(INPUT FOR THIS TASK)

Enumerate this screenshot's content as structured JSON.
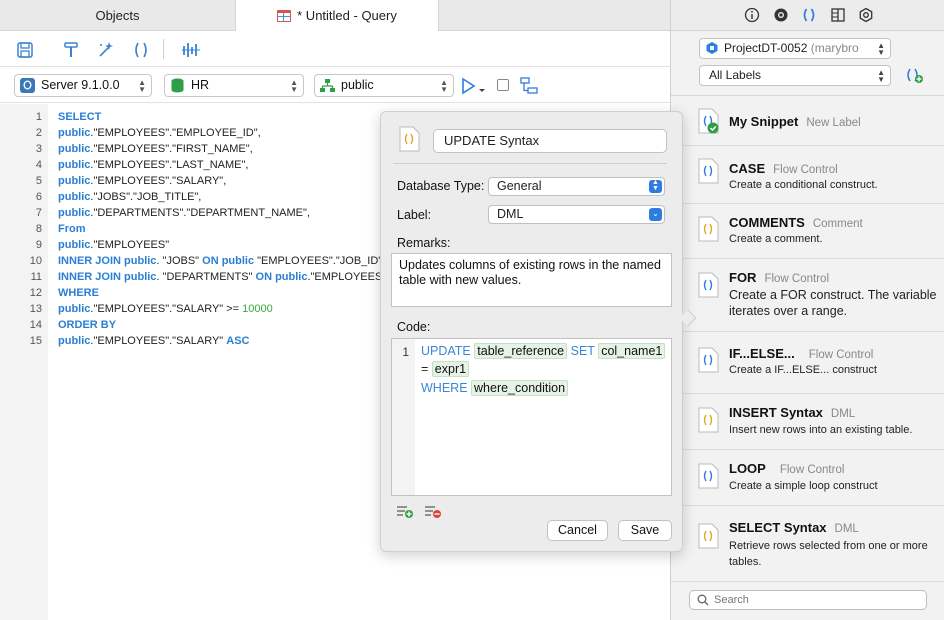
{
  "tabs": [
    {
      "label": "Objects"
    },
    {
      "label": "* Untitled - Query"
    }
  ],
  "toolbar": {
    "server": "Server 9.1.0.0",
    "database": "HR",
    "schema": "public"
  },
  "editor": {
    "line_numbers": [
      "1",
      "2",
      "3",
      "4",
      "5",
      "6",
      "7",
      "8",
      "9",
      "10",
      "11",
      "12",
      "13",
      "14",
      "15"
    ],
    "tokens": {
      "select": "SELECT",
      "public": "public",
      "l2": ".\"EMPLOYEES\".\"EMPLOYEE_ID\",",
      "l3": ".\"EMPLOYEES\".\"FIRST_NAME\",",
      "l4": ".\"EMPLOYEES\".\"LAST_NAME\",",
      "l5": ".\"EMPLOYEES\".\"SALARY\",",
      "l6": ".\"JOBS\".\"JOB_TITLE\",",
      "l7": ".\"DEPARTMENTS\".\"DEPARTMENT_NAME\",",
      "from": "From",
      "l9": ".\"EMPLOYEES\"",
      "inner_join": "INNER JOIN",
      "l10a": ". \"JOBS\" ",
      "on": "ON",
      "l10b": " \"EMPLOYEES\".\"JOB_ID\"",
      "l11a": ". \"DEPARTMENTS\" ",
      "l11b": ".\"EMPLOYEES",
      "where": "WHERE",
      "l13": ".\"EMPLOYEES\".\"SALARY\" >= ",
      "l13num": "10000",
      "order_by": "ORDER BY",
      "l15": ".\"EMPLOYEES\".\"SALARY\" ",
      "asc": "ASC"
    }
  },
  "popover": {
    "title": "UPDATE Syntax",
    "database_type_label": "Database Type:",
    "database_type_value": "General",
    "label_label": "Label:",
    "label_value": "DML",
    "remarks_label": "Remarks:",
    "remarks_text": "Updates columns of existing rows in the named table with new values.",
    "code_label": "Code:",
    "code_line_number": "1",
    "code": {
      "kw_update": "UPDATE",
      "ph_table": "table_reference",
      "kw_set": "SET",
      "ph_col": "col_name1",
      "eq": "=",
      "ph_expr": "expr1",
      "kw_where": "WHERE",
      "ph_where": "where_condition"
    },
    "cancel_label": "Cancel",
    "save_label": "Save"
  },
  "right_panel": {
    "project_name": "ProjectDT-0052",
    "project_owner": " (marybro",
    "labels_filter": "All Labels",
    "snippets": [
      {
        "title": "My Snippet",
        "label": "New Label",
        "desc": ""
      },
      {
        "title": "CASE",
        "label": "Flow Control",
        "desc": "Create a conditional construct."
      },
      {
        "title": "COMMENTS",
        "label": "Comment",
        "desc": "Create a comment."
      },
      {
        "title": "FOR",
        "label": "Flow Control",
        "desc": "Create a FOR construct. The variable iterates over a range."
      },
      {
        "title": "IF...ELSE...",
        "label": "Flow Control",
        "desc": "Create a IF...ELSE... construct"
      },
      {
        "title": "INSERT Syntax",
        "label": "DML",
        "desc": "Insert new rows into an existing table."
      },
      {
        "title": "LOOP",
        "label": "Flow Control",
        "desc": "Create a simple loop construct"
      },
      {
        "title": "SELECT Syntax",
        "label": "DML",
        "desc": "Retrieve rows selected from one or more tables."
      }
    ],
    "search_placeholder": "Search"
  }
}
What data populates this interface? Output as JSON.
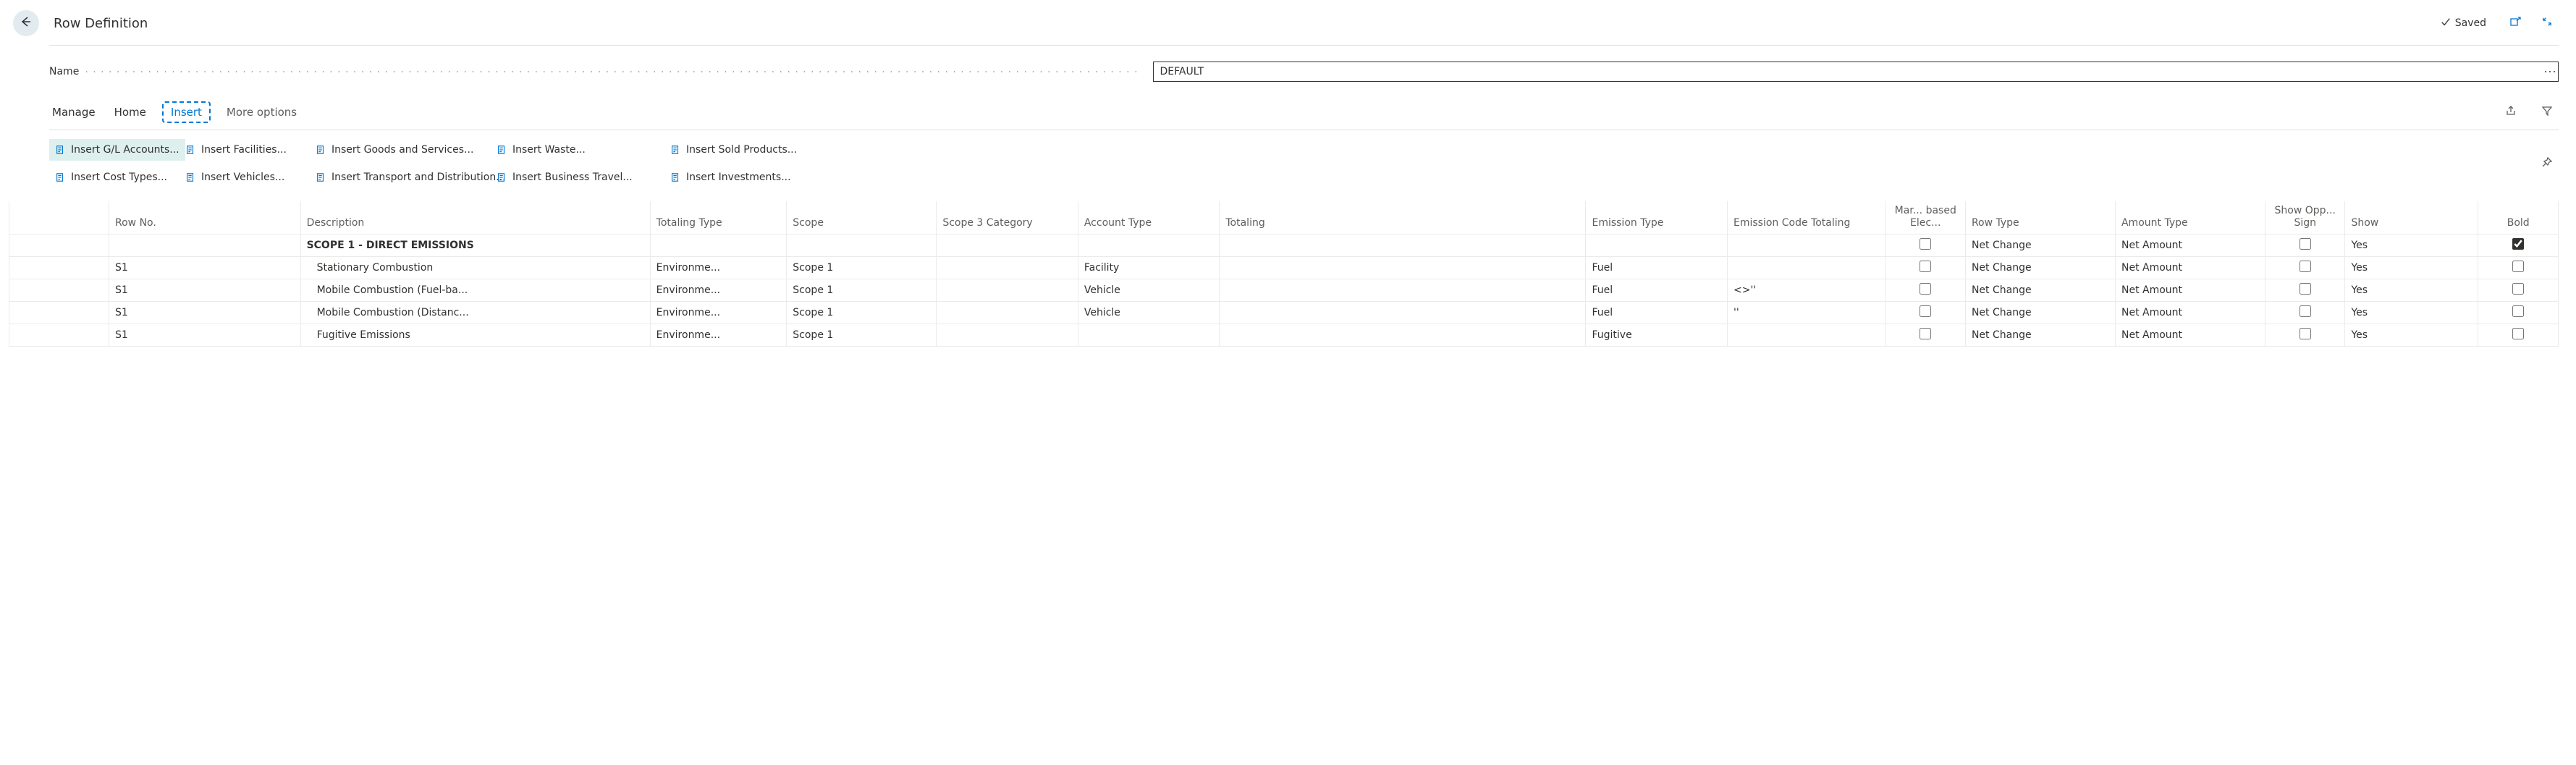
{
  "header": {
    "page_title": "Row Definition",
    "saved_label": "Saved"
  },
  "form": {
    "name_label": "Name",
    "name_value": "DEFAULT"
  },
  "tabs": {
    "manage": "Manage",
    "home": "Home",
    "insert": "Insert",
    "more": "More options"
  },
  "ribbon": {
    "insert_gl": "Insert G/L Accounts...",
    "insert_facilities": "Insert Facilities...",
    "insert_goods": "Insert Goods and Services...",
    "insert_waste": "Insert Waste...",
    "insert_sold": "Insert Sold Products...",
    "insert_cost": "Insert Cost Types...",
    "insert_vehicles": "Insert Vehicles...",
    "insert_transport": "Insert Transport and Distribution...",
    "insert_travel": "Insert Business Travel...",
    "insert_invest": "Insert Investments..."
  },
  "grid": {
    "columns": {
      "row_no": "Row No.",
      "description": "Description",
      "totaling_type": "Totaling Type",
      "scope": "Scope",
      "scope3_cat": "Scope 3 Category",
      "account_type": "Account Type",
      "totaling": "Totaling",
      "emission_type": "Emission Type",
      "emission_code_totaling": "Emission Code Totaling",
      "market_based_elec": "Mar... based Elec...",
      "row_type": "Row Type",
      "amount_type": "Amount Type",
      "show_opp_sign": "Show Opp... Sign",
      "show": "Show",
      "bold": "Bold"
    },
    "rows": [
      {
        "row_no": "",
        "description": "SCOPE 1 - DIRECT EMISSIONS",
        "totaling_type": "",
        "scope": "",
        "scope3_cat": "",
        "account_type": "",
        "totaling": "",
        "emission_type": "",
        "emission_code_totaling": "",
        "market_based_elec": false,
        "row_type": "Net Change",
        "amount_type": "Net Amount",
        "show_opp_sign": false,
        "show": "Yes",
        "bold": true,
        "is_bold_row": true
      },
      {
        "row_no": "S1",
        "description": "Stationary Combustion",
        "totaling_type": "Environme...",
        "scope": "Scope 1",
        "scope3_cat": "",
        "account_type": "Facility",
        "totaling": "",
        "emission_type": "Fuel",
        "emission_code_totaling": "",
        "market_based_elec": false,
        "row_type": "Net Change",
        "amount_type": "Net Amount",
        "show_opp_sign": false,
        "show": "Yes",
        "bold": false,
        "is_bold_row": false
      },
      {
        "row_no": "S1",
        "description": "Mobile Combustion (Fuel-ba...",
        "totaling_type": "Environme...",
        "scope": "Scope 1",
        "scope3_cat": "",
        "account_type": "Vehicle",
        "totaling": "",
        "emission_type": "Fuel",
        "emission_code_totaling": "<>''",
        "market_based_elec": false,
        "row_type": "Net Change",
        "amount_type": "Net Amount",
        "show_opp_sign": false,
        "show": "Yes",
        "bold": false,
        "is_bold_row": false
      },
      {
        "row_no": "S1",
        "description": "Mobile Combustion (Distanc...",
        "totaling_type": "Environme...",
        "scope": "Scope 1",
        "scope3_cat": "",
        "account_type": "Vehicle",
        "totaling": "",
        "emission_type": "Fuel",
        "emission_code_totaling": "''",
        "market_based_elec": false,
        "row_type": "Net Change",
        "amount_type": "Net Amount",
        "show_opp_sign": false,
        "show": "Yes",
        "bold": false,
        "is_bold_row": false
      },
      {
        "row_no": "S1",
        "description": "Fugitive Emissions",
        "totaling_type": "Environme...",
        "scope": "Scope 1",
        "scope3_cat": "",
        "account_type": "",
        "totaling": "",
        "emission_type": "Fugitive",
        "emission_code_totaling": "",
        "market_based_elec": false,
        "row_type": "Net Change",
        "amount_type": "Net Amount",
        "show_opp_sign": false,
        "show": "Yes",
        "bold": false,
        "is_bold_row": false
      }
    ]
  }
}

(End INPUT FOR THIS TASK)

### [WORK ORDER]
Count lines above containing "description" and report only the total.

### [TASK RESULT]
6